“I entered a space that was fairly new and dared to take my content seriously. I think a lot of people are too scared to start something new because they might not be the best at it. That should be okay. You learn best when you hit the ground running. I think that’s what set me apart from a lot of people when I started creating. I wasn’t afraid to suck,” says Sibu.
“A lot of the boundaries I push are things that have been done in other countries already, I just had to make them work down here. A lot of us are worried that our growth in the industry cannot be the same as those in Europe or the states but it can be just as big if not bigger. Starting a second channel (More Mpanza) is a concept only done by MUCH bigger Youtubers. I told myself I would not wait until it felt more acceptable, I would do it now,”
Sibu has been in the digital space for some time now but despite all the accolades and success, he humbly says one of his greatest achievements thus far is being able to help his mother with paying school fees for his siblings.
Sibu says the the creative industry in South Africa is beautiful, especially in Johannesburg. “I felt this great sense of representation when I moved to Jozi. Everybody is looking to do the next best thing. Everybody is looking to collaborate, everyone is looking to grow their platform. I cannot fully speak for other industries, but video content creation is growing so fast I cannot keep up with who the latest YouTuber is now. I love it,” he says.
Words that Sibu will never forget that have helped him in shape his digital career is that it is important to create a community. “You will grow faster together than you will alone,” he says.
Life is not all roses especially being a young Black man in the current South African socio-economic landscape as Sibu reflects on the sobering reality that he has to work twice as hard than his white male counterparts while not forgetting his own male privilege.

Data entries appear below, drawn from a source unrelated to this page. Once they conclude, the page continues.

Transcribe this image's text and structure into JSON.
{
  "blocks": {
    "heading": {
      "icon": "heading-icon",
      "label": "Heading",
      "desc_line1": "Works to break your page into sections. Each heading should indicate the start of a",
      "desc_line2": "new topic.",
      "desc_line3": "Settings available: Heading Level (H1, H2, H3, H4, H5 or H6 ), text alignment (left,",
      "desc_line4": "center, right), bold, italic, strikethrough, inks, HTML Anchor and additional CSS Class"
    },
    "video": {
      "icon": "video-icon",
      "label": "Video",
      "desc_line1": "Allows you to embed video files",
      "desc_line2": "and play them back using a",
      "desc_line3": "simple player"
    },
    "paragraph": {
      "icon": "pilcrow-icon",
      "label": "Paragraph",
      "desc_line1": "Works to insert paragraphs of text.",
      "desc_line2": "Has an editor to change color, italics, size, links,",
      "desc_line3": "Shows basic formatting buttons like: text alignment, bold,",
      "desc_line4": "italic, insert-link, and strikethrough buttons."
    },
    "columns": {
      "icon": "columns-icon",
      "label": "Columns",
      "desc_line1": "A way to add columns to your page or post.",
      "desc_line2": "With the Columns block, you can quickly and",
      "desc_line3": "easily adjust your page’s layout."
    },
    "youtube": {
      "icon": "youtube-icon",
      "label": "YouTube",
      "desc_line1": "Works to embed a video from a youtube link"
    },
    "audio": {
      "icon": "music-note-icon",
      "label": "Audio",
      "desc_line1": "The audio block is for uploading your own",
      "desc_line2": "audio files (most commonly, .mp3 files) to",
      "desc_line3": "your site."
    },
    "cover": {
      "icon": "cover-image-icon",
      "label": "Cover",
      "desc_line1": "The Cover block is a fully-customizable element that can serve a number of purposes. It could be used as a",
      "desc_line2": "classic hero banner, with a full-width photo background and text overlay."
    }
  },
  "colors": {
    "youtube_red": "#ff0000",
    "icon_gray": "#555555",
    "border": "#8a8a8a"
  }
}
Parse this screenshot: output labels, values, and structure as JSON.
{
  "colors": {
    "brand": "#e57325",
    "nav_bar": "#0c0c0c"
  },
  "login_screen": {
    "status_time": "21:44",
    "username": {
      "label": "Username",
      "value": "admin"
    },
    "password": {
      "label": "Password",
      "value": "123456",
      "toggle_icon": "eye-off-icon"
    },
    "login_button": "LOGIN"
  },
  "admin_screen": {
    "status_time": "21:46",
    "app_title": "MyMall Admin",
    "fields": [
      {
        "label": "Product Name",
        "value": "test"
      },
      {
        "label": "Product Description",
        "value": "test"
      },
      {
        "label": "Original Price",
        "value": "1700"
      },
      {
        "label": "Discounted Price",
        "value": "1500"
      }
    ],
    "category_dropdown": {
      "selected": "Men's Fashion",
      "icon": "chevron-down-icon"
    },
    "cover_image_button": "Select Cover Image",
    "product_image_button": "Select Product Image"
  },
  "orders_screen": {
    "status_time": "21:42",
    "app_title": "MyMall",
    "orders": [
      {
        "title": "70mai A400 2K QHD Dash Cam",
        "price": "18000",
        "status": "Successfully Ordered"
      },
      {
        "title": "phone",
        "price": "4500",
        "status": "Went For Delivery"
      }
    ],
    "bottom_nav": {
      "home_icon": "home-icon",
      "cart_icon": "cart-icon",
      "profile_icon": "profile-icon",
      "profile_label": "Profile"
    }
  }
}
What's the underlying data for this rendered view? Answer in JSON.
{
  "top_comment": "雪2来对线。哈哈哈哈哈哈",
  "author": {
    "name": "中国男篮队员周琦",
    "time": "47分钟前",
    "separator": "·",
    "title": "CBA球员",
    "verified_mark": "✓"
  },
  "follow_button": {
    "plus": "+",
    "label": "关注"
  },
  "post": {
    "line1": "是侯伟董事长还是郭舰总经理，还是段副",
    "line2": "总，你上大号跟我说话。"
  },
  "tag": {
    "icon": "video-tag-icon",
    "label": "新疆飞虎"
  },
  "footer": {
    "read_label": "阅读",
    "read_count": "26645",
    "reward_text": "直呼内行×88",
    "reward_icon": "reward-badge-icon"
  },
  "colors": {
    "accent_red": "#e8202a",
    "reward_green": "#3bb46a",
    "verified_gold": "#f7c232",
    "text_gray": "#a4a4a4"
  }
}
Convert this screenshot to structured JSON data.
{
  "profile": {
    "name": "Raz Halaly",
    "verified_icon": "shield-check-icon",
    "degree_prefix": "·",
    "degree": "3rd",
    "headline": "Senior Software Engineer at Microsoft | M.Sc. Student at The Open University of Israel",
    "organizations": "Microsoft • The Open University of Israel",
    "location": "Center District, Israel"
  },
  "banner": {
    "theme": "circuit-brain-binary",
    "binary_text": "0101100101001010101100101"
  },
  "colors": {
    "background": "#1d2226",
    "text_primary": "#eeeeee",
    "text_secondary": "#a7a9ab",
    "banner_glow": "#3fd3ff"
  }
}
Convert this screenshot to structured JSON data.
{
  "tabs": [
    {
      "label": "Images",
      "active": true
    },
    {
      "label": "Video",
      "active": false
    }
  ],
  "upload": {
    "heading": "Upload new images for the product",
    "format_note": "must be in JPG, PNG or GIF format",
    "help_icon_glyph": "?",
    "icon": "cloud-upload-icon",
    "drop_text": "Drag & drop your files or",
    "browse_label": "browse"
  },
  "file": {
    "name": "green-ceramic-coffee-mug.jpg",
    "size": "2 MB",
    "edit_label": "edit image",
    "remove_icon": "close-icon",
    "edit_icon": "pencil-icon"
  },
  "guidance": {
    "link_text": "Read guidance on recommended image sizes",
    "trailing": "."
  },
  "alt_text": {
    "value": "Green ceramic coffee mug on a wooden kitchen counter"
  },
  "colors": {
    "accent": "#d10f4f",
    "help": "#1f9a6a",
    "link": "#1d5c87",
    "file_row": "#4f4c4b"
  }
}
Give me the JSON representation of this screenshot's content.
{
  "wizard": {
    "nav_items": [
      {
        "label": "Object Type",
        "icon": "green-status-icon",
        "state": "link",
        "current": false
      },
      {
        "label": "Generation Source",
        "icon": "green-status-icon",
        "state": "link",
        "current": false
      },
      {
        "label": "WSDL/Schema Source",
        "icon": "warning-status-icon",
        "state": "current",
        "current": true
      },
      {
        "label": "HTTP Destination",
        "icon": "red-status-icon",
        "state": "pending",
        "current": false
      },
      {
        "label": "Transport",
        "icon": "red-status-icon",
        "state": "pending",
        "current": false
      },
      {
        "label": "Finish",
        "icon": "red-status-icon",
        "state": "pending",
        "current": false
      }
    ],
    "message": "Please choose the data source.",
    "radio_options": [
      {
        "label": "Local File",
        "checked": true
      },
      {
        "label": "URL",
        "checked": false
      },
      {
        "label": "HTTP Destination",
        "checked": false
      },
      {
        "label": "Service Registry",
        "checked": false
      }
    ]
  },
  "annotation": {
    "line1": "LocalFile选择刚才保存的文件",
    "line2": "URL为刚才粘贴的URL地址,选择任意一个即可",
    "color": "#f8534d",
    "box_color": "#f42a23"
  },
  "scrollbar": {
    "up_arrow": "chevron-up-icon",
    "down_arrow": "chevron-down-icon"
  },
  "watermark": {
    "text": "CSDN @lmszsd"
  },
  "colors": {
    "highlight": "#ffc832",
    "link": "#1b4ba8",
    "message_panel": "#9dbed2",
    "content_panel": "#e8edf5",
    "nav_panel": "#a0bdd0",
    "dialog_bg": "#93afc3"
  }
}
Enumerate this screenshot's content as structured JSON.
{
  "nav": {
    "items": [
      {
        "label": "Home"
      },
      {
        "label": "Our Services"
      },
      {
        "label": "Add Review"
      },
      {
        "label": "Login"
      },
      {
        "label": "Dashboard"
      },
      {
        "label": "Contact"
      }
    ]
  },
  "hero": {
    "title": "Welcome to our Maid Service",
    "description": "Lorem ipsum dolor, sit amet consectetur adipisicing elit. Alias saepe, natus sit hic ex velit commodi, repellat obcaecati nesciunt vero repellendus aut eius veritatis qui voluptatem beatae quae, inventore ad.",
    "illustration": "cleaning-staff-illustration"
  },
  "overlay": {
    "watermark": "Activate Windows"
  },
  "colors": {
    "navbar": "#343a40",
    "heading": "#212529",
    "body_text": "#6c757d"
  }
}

“It means using the spaces I am allowed to take up as a man to elevate the black women around me. It means pushing hard to reach my number one goal, economic freedom,’ says Sibu.